**Records shown**

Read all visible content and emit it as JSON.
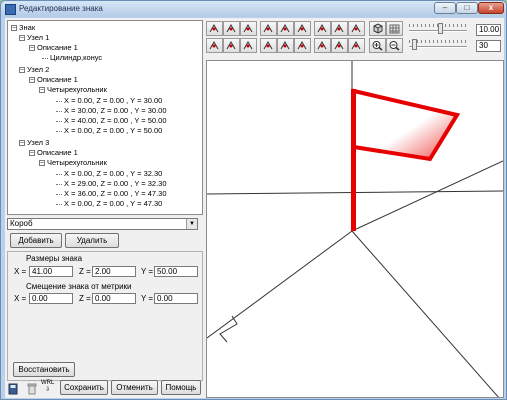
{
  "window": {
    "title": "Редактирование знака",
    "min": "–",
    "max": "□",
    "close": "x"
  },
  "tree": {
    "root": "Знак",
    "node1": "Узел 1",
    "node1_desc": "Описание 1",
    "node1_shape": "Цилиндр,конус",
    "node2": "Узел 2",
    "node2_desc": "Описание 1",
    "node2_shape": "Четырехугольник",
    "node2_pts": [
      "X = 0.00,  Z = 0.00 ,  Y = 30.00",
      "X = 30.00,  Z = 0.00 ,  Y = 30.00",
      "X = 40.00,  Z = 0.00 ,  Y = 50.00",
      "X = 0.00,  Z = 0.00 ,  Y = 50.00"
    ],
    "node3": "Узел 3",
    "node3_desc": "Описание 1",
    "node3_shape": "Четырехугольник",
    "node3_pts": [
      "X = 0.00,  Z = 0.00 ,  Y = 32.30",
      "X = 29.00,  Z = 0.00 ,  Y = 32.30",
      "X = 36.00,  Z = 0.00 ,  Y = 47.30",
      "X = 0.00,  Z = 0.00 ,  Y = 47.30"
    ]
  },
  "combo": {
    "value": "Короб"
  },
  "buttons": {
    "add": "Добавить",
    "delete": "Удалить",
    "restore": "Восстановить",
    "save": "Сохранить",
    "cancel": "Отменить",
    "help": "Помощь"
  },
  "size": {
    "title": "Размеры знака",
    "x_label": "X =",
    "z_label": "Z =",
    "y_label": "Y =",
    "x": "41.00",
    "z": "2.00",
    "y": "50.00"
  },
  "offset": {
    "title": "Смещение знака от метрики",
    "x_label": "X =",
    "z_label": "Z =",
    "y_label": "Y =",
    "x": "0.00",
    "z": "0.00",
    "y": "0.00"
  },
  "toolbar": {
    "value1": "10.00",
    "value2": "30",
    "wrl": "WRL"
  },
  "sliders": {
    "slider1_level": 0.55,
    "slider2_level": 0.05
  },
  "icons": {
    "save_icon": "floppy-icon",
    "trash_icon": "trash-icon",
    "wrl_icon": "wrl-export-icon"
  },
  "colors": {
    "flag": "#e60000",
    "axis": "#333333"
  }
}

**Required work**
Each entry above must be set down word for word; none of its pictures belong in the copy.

**Answer to this problem**
Read all visible content and emit it as JSON.
{
  "window": {
    "title": "Редактирование знака",
    "min": "–",
    "max": "□",
    "close": "x"
  },
  "tree": {
    "root": "Знак",
    "node1": "Узел 1",
    "node1_desc": "Описание 1",
    "node1_shape": "Цилиндр,конус",
    "node2": "Узел 2",
    "node2_desc": "Описание 1",
    "node2_shape": "Четырехугольник",
    "node2_pts": [
      "X = 0.00,  Z = 0.00 ,  Y = 30.00",
      "X = 30.00,  Z = 0.00 ,  Y = 30.00",
      "X = 40.00,  Z = 0.00 ,  Y = 50.00",
      "X = 0.00,  Z = 0.00 ,  Y = 50.00"
    ],
    "node3": "Узел 3",
    "node3_desc": "Описание 1",
    "node3_shape": "Четырехугольник",
    "node3_pts": [
      "X = 0.00,  Z = 0.00 ,  Y = 32.30",
      "X = 29.00,  Z = 0.00 ,  Y = 32.30",
      "X = 36.00,  Z = 0.00 ,  Y = 47.30",
      "X = 0.00,  Z = 0.00 ,  Y = 47.30"
    ]
  },
  "combo": {
    "value": "Короб"
  },
  "buttons": {
    "add": "Добавить",
    "delete": "Удалить",
    "restore": "Восстановить",
    "save": "Сохранить",
    "cancel": "Отменить",
    "help": "Помощь"
  },
  "size": {
    "title": "Размеры знака",
    "x_label": "X =",
    "z_label": "Z =",
    "y_label": "Y =",
    "x": "41.00",
    "z": "2.00",
    "y": "50.00"
  },
  "offset": {
    "title": "Смещение знака от метрики",
    "x_label": "X =",
    "z_label": "Z =",
    "y_label": "Y =",
    "x": "0.00",
    "z": "0.00",
    "y": "0.00"
  },
  "toolbar": {
    "value1": "10.00",
    "value2": "30",
    "wrl": "WRL"
  },
  "sliders": {
    "slider1_level": 0.55,
    "slider2_level": 0.05
  },
  "icons": {
    "save_icon": "floppy-icon",
    "trash_icon": "trash-icon",
    "wrl_icon": "wrl-export-icon"
  },
  "colors": {
    "flag": "#e60000",
    "axis": "#333333"
  }
}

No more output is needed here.